Fitch Ratings yesterday (28) noted that in the last six months, official reserves have risen in most of Asia Pacific frontier economies. However, it added that Sri Lanka is the sole exception, with reserves falling to $ 4 billion by end-May 2021, from $ 5.7 billion in end-2020.
It added that external positions have strengthened for most rated frontier sovereigns in Asia over 1H21, reducing downside risks to ratings. Nonetheless, Fitch believes external liquidity strains will continue to present challenges for 2022 and beyond for many of these sovereigns, with medium-term pressures being particularly marked in Sri Lanka and Laos (both “CCC”).
“Where reserves have risen, the increase should provide a cushion against potential difficulties in accessing external finance and associated external liquidity stress, and reduce the likelihood of negative rating action, all else being equal,” it added.
According to Fitch, bilateral and multilateral financing has helped to support external positions. Pakistan has benefited from the disbursement of International Monetary Fund (IMF) resources under its Extended Fund Facility with the completion of the “combined second through fifth reviews” last March, and more recently from Saudi Arabia’s agreement in June to an oil assistance package for Pakistan that the FT reported could be worth up to $ 1.5 billion.
However, Fitch noted that in May, media reports indicated Sri Lanka agreed to a $ 250 million currency swap with Bangladesh, which if finalised would build on existing loan and swap agreements it has with China.
All six of these frontier markets should benefit from the expected new allocation of special drawing rights (SDR) by the IMF, as per the statement of Fitch. Most notably, it could bolster Sri Lanka’s reserves by $ 780 million and by $ 2.8 billion in Pakistan.
“We expect the IMF’s board of governors to approve the allocation in August.”
The Maldives, Mongolia, and Pakistan have raised funds in the international market through bond issuance, easing near-term liquidity pressures. Mongolia issued a $ 600 million bond in September 2020, and has proposed further issuance which Bloomberg reports will be similar in size. In March and April 2021, the Maldives raised a total of $ 300 million in sukuk issuance, while Pakistan raised $ 2.5 billion in bonds in March.
In some countries, restrictions and effects associated with Covid-19 have continued to dampen demand for imported goods and services, even as exports have recovered from the initial pandemic shock, bolstering external positions. In Mongolia, for example, goods exports rose by 65.7% yoy in 1M-5M21, supported by strong Chinese demand and high commodity prices, while imports increased by only 30.6%.
However, service export earnings remain affected by the pandemic’s impact in burgeoning tourism-oriented economies like Sri Lanka.
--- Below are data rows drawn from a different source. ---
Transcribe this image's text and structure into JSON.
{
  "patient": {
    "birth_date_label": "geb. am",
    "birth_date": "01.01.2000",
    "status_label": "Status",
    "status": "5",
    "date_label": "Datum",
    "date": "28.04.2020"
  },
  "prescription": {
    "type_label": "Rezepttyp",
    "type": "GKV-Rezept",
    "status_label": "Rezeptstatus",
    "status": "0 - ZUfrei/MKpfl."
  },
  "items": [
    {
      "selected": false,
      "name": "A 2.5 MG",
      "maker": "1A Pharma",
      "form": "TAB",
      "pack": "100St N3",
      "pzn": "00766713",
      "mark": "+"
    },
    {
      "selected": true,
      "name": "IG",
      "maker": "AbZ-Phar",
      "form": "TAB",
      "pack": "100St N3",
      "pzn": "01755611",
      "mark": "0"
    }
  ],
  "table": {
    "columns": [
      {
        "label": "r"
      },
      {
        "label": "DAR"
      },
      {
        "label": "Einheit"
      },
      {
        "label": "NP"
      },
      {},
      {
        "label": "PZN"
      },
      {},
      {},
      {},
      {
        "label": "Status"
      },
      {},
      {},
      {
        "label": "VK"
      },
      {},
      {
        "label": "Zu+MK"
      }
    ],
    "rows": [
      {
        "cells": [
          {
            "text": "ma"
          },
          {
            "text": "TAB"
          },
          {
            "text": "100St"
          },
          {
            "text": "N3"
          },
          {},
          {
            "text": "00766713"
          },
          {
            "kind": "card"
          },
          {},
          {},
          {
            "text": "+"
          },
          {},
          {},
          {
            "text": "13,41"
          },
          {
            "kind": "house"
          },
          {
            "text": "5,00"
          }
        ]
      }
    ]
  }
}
Even in the Maldives – one of the few countries globally to see a surge in tourism this year – tourist arrivals and bed nights are still only around 60% and 80%, respectively, of their 2019 levels.
Meanwhile, in Bangladesh and Pakistan, the goods trade deficit widened sharply in 1Q21, driven partly by the higher cost of oil imports. In Pakistan, the Government’s adherence to a market-determined exchange rate regime will continue to serve as a shock absorber, and should help keep the current account deficit contained. Pandemic-related trade distortions are likely to ebb in the coming months with the rollout of vaccine programmes globally, but this process could be lengthy in countries where vaccination moves slowly.
Remittances have been another source of support to external positions since the start of the pandemic, and remain surprisingly strong, with inflows in May 2021 up by 44.3% yoy in Bangladesh and 33.5% in Pakistan, for example.